**Work request**
Copy the entries exactly. Leave nothing out and add nothing.

BEGIN Input data

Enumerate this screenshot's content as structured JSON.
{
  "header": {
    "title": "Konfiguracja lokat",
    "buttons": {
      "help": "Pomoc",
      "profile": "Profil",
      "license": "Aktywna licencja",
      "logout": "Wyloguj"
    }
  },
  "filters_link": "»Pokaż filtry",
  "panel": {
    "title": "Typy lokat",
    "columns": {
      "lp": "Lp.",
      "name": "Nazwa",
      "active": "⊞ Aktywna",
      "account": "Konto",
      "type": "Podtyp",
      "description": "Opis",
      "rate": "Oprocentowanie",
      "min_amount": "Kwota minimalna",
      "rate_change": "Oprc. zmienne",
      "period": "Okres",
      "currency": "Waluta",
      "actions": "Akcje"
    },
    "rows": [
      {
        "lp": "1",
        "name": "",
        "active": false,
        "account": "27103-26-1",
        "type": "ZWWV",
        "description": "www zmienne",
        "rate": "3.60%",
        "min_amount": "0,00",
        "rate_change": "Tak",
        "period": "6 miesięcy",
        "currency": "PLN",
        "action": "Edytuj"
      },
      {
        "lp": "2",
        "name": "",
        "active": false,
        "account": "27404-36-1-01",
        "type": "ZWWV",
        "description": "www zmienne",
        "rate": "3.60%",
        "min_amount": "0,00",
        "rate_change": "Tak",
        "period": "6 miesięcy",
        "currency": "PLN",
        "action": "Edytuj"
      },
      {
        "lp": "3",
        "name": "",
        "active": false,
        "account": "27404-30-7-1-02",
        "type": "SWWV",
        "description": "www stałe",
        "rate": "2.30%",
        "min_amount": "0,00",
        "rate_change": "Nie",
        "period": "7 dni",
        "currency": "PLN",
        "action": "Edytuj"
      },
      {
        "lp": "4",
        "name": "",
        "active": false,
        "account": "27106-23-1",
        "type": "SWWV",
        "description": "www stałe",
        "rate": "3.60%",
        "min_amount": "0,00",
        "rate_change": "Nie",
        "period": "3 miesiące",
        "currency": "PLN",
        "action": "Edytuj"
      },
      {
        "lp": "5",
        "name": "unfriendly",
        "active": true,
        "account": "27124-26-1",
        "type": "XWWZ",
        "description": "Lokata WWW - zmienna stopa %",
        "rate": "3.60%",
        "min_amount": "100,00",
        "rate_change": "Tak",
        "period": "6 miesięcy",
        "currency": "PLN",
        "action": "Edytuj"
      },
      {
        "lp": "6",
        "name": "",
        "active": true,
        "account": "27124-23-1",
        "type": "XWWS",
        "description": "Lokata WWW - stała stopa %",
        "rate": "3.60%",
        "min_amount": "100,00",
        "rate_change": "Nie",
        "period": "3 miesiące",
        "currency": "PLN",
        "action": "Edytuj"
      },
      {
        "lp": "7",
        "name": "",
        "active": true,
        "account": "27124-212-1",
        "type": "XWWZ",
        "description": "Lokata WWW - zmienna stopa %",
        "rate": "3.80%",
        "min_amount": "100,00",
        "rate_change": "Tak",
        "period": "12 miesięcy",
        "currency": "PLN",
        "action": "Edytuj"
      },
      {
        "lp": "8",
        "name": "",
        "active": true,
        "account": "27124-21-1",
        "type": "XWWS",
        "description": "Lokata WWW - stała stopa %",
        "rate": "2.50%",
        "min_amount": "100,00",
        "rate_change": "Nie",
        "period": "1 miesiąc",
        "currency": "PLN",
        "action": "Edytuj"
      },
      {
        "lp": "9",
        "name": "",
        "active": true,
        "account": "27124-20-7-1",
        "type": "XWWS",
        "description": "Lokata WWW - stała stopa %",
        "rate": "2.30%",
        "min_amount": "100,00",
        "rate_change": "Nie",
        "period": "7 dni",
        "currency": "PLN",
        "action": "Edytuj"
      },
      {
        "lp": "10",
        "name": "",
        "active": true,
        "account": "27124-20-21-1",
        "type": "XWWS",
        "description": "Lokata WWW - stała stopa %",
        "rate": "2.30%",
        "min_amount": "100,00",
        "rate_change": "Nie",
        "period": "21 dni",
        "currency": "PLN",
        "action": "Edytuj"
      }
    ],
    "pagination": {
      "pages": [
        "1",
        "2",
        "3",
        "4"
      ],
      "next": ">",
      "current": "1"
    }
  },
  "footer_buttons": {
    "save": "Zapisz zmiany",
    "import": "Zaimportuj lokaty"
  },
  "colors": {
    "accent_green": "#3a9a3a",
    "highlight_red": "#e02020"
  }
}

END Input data

**Your response**
Enumerate this screenshot's content as structured JSON.
{
  "header": {
    "title": "Konfiguracja lokat",
    "buttons": {
      "help": "Pomoc",
      "profile": "Profil",
      "license": "Aktywna licencja",
      "logout": "Wyloguj"
    }
  },
  "filters_link": "»Pokaż filtry",
  "panel": {
    "title": "Typy lokat",
    "columns": {
      "lp": "Lp.",
      "name": "Nazwa",
      "active": "⊞ Aktywna",
      "account": "Konto",
      "type": "Podtyp",
      "description": "Opis",
      "rate": "Oprocentowanie",
      "min_amount": "Kwota minimalna",
      "rate_change": "Oprc. zmienne",
      "period": "Okres",
      "currency": "Waluta",
      "actions": "Akcje"
    },
    "rows": [
      {
        "lp": "1",
        "name": "",
        "active": false,
        "account": "27103-26-1",
        "type": "ZWWV",
        "description": "www zmienne",
        "rate": "3.60%",
        "min_amount": "0,00",
        "rate_change": "Tak",
        "period": "6 miesięcy",
        "currency": "PLN",
        "action": "Edytuj"
      },
      {
        "lp": "2",
        "name": "",
        "active": false,
        "account": "27404-36-1-01",
        "type": "ZWWV",
        "description": "www zmienne",
        "rate": "3.60%",
        "min_amount": "0,00",
        "rate_change": "Tak",
        "period": "6 miesięcy",
        "currency": "PLN",
        "action": "Edytuj"
      },
      {
        "lp": "3",
        "name": "",
        "active": false,
        "account": "27404-30-7-1-02",
        "type": "SWWV",
        "description": "www stałe",
        "rate": "2.30%",
        "min_amount": "0,00",
        "rate_change": "Nie",
        "period": "7 dni",
        "currency": "PLN",
        "action": "Edytuj"
      },
      {
        "lp": "4",
        "name": "",
        "active": false,
        "account": "27106-23-1",
        "type": "SWWV",
        "description": "www stałe",
        "rate": "3.60%",
        "min_amount": "0,00",
        "rate_change": "Nie",
        "period": "3 miesiące",
        "currency": "PLN",
        "action": "Edytuj"
      },
      {
        "lp": "5",
        "name": "unfriendly",
        "active": true,
        "account": "27124-26-1",
        "type": "XWWZ",
        "description": "Lokata WWW - zmienna stopa %",
        "rate": "3.60%",
        "min_amount": "100,00",
        "rate_change": "Tak",
        "period": "6 miesięcy",
        "currency": "PLN",
        "action": "Edytuj"
      },
      {
        "lp": "6",
        "name": "",
        "active": true,
        "account": "27124-23-1",
        "type": "XWWS",
        "description": "Lokata WWW - stała stopa %",
        "rate": "3.60%",
        "min_amount": "100,00",
        "rate_change": "Nie",
        "period": "3 miesiące",
        "currency": "PLN",
        "action": "Edytuj"
      },
      {
        "lp": "7",
        "name": "",
        "active": true,
        "account": "27124-212-1",
        "type": "XWWZ",
        "description": "Lokata WWW - zmienna stopa %",
        "rate": "3.80%",
        "min_amount": "100,00",
        "rate_change": "Tak",
        "period": "12 miesięcy",
        "currency": "PLN",
        "action": "Edytuj"
      },
      {
        "lp": "8",
        "name": "",
        "active": true,
        "account": "27124-21-1",
        "type": "XWWS",
        "description": "Lokata WWW - stała stopa %",
        "rate": "2.50%",
        "min_amount": "100,00",
        "rate_change": "Nie",
        "period": "1 miesiąc",
        "currency": "PLN",
        "action": "Edytuj"
      },
      {
        "lp": "9",
        "name": "",
        "active": true,
        "account": "27124-20-7-1",
        "type": "XWWS",
        "description": "Lokata WWW - stała stopa %",
        "rate": "2.30%",
        "min_amount": "100,00",
        "rate_change": "Nie",
        "period": "7 dni",
        "currency": "PLN",
        "action": "Edytuj"
      },
      {
        "lp": "10",
        "name": "",
        "active": true,
        "account": "27124-20-21-1",
        "type": "XWWS",
        "description": "Lokata WWW - stała stopa %",
        "rate": "2.30%",
        "min_amount": "100,00",
        "rate_change": "Nie",
        "period": "21 dni",
        "currency": "PLN",
        "action": "Edytuj"
      }
    ],
    "pagination": {
      "pages": [
        "1",
        "2",
        "3",
        "4"
      ],
      "next": ">",
      "current": "1"
    }
  },
  "footer_buttons": {
    "save": "Zapisz zmiany",
    "import": "Zaimportuj lokaty"
  },
  "colors": {
    "accent_green": "#3a9a3a",
    "highlight_red": "#e02020"
  }
}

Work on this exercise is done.